(Supplied records Opens)
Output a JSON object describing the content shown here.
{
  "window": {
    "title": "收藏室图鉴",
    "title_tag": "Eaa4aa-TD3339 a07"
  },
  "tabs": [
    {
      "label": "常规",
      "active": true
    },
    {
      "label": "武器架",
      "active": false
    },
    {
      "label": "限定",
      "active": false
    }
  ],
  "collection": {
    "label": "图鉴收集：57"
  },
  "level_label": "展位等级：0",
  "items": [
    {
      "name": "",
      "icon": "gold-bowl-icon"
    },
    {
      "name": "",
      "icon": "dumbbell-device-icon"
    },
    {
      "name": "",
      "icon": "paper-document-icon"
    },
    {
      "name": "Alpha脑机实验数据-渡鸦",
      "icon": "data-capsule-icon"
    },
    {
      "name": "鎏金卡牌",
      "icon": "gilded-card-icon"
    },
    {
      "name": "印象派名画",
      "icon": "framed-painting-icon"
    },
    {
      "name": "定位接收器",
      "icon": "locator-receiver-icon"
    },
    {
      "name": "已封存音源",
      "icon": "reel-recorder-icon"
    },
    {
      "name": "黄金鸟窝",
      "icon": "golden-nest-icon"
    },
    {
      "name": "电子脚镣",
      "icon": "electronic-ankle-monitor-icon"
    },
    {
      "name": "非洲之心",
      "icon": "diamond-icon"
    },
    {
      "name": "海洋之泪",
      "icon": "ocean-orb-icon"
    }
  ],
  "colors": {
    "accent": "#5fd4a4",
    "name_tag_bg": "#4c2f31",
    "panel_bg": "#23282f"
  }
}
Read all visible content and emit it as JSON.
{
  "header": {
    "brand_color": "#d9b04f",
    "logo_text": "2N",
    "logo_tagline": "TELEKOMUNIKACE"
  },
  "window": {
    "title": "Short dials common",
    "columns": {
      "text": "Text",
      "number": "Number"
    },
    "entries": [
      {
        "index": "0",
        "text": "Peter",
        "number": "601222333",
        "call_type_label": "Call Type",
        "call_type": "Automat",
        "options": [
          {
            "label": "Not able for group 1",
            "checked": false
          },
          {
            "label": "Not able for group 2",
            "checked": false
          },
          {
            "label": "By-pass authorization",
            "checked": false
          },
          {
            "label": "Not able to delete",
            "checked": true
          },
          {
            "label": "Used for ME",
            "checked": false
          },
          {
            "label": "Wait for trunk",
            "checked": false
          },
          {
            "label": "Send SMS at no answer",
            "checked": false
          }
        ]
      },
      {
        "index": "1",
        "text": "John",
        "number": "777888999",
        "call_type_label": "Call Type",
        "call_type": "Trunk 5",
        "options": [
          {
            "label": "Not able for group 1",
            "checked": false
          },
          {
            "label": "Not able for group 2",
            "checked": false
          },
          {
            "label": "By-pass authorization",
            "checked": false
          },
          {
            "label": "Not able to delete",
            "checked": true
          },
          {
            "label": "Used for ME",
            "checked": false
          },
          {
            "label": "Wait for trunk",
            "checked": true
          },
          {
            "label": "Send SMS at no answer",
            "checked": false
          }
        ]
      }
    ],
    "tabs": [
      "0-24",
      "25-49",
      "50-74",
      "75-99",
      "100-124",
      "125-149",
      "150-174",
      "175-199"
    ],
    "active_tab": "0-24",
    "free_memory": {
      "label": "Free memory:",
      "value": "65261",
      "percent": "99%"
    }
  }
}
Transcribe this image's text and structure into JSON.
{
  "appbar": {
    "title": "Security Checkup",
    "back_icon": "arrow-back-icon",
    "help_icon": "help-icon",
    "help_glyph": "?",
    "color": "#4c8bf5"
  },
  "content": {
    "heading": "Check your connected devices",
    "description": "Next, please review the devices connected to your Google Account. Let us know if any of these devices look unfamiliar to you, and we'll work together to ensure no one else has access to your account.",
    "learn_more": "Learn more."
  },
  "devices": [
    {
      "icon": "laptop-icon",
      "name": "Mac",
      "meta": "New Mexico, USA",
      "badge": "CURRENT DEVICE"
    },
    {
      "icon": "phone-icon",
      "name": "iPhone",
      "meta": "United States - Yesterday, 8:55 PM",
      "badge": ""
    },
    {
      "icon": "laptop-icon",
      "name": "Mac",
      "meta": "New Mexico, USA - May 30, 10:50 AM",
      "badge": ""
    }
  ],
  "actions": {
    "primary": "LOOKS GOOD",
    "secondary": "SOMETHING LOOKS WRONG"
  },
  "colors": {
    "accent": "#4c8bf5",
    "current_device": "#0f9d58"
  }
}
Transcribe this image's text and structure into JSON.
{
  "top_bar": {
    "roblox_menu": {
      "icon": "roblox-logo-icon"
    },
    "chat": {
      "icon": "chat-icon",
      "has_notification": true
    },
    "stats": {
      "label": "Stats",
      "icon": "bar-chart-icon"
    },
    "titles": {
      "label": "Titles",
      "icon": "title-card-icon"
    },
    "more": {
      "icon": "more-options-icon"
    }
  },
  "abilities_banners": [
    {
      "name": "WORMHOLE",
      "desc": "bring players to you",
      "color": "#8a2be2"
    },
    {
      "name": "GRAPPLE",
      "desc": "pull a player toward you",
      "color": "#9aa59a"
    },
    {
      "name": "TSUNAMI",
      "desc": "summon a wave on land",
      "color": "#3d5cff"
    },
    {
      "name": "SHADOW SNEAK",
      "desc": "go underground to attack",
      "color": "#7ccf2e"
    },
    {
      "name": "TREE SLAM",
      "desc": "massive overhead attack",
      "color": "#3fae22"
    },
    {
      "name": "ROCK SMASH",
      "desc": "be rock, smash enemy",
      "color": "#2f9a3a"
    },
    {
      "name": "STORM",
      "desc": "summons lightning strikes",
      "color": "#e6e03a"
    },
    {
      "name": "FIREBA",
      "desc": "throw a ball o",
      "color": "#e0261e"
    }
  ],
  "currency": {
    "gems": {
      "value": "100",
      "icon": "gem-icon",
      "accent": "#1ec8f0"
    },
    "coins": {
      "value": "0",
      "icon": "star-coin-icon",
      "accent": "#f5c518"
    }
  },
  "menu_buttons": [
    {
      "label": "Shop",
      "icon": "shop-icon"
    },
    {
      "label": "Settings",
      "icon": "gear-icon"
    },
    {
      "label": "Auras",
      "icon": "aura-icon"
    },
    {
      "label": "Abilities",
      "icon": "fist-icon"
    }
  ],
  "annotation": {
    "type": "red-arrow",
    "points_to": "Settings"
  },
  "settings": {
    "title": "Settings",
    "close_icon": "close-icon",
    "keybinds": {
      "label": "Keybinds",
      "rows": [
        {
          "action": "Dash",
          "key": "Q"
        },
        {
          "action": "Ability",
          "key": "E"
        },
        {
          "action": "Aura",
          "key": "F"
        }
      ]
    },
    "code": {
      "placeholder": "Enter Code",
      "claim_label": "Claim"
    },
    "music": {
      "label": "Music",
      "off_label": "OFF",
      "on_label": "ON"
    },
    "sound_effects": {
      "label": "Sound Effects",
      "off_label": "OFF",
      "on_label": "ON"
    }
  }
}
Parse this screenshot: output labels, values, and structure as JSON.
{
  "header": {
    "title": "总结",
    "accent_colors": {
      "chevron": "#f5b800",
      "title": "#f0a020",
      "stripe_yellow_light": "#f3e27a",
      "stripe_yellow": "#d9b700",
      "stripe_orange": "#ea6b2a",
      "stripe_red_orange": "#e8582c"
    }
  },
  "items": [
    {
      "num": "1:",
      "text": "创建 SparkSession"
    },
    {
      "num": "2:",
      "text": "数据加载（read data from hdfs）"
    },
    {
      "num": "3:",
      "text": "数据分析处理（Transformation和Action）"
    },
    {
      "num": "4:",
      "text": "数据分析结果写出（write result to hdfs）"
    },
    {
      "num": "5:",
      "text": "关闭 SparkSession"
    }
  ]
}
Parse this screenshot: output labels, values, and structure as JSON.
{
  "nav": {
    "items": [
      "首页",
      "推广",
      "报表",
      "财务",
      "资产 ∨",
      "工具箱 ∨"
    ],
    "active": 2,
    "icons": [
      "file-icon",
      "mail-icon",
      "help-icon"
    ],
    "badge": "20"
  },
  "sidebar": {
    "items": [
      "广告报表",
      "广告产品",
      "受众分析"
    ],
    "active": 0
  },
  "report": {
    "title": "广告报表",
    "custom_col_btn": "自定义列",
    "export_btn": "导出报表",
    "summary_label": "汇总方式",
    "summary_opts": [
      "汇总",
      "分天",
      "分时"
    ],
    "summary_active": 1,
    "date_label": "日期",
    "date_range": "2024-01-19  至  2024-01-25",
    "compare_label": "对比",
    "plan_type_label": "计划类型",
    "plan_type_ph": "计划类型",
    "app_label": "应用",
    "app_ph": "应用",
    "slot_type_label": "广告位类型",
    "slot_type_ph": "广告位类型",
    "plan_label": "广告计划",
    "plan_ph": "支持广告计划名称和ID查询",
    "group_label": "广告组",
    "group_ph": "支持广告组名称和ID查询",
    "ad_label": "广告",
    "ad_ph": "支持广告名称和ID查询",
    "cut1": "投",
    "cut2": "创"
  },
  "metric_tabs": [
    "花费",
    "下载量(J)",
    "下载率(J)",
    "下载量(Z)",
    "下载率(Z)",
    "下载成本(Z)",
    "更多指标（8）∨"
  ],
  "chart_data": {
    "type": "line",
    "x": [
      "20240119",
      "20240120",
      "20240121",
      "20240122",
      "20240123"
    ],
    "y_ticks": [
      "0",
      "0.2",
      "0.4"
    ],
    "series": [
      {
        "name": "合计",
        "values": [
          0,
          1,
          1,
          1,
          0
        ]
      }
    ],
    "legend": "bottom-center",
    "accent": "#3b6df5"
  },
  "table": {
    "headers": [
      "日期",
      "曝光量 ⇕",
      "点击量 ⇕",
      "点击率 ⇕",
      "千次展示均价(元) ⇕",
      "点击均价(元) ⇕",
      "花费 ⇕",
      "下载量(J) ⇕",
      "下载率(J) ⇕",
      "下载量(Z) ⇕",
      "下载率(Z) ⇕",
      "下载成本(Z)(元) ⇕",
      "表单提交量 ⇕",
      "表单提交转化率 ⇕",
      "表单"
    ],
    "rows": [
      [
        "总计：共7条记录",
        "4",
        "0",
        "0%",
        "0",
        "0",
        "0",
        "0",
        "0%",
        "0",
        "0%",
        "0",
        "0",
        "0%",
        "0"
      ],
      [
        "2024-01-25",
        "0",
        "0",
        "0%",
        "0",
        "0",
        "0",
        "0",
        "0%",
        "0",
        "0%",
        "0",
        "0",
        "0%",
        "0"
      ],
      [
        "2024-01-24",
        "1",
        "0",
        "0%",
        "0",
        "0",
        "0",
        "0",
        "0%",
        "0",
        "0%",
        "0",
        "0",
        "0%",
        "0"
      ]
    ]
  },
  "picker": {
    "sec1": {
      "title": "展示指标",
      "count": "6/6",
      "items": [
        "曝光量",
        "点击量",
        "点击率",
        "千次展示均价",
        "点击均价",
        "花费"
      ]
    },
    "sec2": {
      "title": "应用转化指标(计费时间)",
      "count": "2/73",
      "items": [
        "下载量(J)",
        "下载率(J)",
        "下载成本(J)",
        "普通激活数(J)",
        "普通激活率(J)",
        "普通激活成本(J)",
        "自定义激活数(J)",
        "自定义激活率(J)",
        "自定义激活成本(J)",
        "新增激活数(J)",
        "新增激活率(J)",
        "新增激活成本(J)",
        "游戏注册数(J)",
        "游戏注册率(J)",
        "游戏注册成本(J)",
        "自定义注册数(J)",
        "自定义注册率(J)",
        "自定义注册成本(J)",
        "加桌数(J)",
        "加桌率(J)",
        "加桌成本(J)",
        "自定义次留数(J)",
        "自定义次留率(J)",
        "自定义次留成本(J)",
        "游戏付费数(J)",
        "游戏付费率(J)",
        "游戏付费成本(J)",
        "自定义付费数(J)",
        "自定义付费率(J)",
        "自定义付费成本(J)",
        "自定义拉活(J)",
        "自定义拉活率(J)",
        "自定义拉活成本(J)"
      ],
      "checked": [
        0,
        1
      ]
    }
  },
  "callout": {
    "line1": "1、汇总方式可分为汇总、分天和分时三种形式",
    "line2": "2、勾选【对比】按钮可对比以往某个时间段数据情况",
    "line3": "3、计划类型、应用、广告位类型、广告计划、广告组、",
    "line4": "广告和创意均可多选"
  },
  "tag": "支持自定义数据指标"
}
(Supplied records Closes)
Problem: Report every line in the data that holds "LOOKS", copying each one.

Answer section:
    "primary": "LOOKS GOOD",
    "secondary": "SOMETHING LOOKS WRONG"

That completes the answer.